“For the sake of the government and police’s credibility, I believe they will handle the matter in a fair manner,” Ip reportedly said, according to a translation provided by the South China Morning Post.
Pro-democracy groups seem divided on whether they should engage in concessions before talks start, or only afterward. Each day, the pressure grows on them to make concessions in the interest of protecting their own.
On Sunday, the president of the University of Hong Kong made an impassioned plea for protesters to protect themselves.
“I am making this appeal from my heart because I genuinely believe that if you stay, there is a risk to your safety,” said Peter Mathieson in a statement. “Please leave now: You owe it to your loved ones to put your safety above all other considerations.”

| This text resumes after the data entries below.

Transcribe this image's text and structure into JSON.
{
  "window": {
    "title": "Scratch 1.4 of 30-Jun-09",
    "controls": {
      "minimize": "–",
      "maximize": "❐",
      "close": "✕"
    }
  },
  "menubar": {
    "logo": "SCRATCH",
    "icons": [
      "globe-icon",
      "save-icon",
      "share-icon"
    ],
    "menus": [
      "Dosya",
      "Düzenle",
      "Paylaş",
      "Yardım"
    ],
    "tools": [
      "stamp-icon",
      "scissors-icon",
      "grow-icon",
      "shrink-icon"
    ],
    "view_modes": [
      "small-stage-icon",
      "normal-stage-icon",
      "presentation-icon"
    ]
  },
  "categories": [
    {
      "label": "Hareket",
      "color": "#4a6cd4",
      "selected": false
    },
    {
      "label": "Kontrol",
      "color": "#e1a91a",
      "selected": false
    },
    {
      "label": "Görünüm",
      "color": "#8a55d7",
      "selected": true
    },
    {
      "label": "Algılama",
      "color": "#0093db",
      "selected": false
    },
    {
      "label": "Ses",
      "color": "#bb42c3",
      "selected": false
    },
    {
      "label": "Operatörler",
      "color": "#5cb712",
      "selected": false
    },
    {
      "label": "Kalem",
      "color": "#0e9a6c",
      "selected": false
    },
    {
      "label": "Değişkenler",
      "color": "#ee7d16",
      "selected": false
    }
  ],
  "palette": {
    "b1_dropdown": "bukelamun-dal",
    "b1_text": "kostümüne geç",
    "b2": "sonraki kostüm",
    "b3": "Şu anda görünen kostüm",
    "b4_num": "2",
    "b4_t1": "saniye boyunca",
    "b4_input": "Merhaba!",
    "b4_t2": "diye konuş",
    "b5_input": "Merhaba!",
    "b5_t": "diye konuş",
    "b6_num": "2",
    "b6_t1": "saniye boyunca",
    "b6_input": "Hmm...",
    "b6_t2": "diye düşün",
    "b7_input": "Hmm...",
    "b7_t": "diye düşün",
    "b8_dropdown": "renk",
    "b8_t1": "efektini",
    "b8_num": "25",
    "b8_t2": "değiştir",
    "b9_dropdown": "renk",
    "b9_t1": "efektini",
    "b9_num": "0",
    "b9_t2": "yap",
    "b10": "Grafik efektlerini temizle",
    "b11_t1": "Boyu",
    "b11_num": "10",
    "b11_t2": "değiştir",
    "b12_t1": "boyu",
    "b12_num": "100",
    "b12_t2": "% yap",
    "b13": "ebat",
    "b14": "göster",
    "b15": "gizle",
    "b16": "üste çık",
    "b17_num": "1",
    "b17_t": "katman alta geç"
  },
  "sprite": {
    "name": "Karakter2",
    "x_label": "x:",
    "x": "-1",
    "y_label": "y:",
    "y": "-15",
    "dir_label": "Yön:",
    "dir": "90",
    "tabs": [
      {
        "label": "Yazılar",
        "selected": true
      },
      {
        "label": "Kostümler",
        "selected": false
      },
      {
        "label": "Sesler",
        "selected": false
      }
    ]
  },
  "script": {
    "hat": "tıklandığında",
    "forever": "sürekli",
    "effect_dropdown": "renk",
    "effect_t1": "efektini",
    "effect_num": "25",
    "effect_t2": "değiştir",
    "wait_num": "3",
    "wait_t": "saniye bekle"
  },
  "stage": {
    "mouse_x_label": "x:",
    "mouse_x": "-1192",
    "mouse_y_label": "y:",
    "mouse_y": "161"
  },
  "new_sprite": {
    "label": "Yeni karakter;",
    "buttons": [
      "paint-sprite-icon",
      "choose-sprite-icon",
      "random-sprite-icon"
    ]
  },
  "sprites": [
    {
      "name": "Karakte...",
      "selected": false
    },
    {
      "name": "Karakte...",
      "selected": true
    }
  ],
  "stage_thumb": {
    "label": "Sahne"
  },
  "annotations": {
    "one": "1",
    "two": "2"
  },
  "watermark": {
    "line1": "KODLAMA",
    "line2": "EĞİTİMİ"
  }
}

In Hong Kong and internationally, there is wide debate on whether the core protesters understand the risks of defying the Hong Kong government, which reports to the Chinese Communist Party in Beijing.
In an op-ed in the Wall Street Journal on Friday, a leading China expert warned that Hong Kong’s protesters may be tempting the same response that the CCP unleashed against students in Tiananmen Square in 1989.
“For the demonstrators themselves, there is a danger,” wrote Orville Schell, director of the Center on U.S.-China Relations at the Asia Society. “They can become too intoxicated by a feeling of invincibility, of marching in history’s current, especially once their movement gathers sufficient force to occupy a highly symbolic seat of power like Central in Hong Kong…”
Here in Hong Kong, not all observers think the students are unaware of the risks they are taking. Francis Moriarty, a longtime Hong Kong journalist and commentator, said the students are anything but naive.
“I think that is paternalistic nonsense,” Moriarty said in an interview Sunday. “They know what they are doing. They are ready for the consequences. These are educated students. They know about what happened in 1989.”
Moriarty said it is reasonable to ask whether students are making wise decisions by continuing to occupy protest sites. In urging students to retreat, he said, community leaders should also insist that police avoid excessive force in removing them.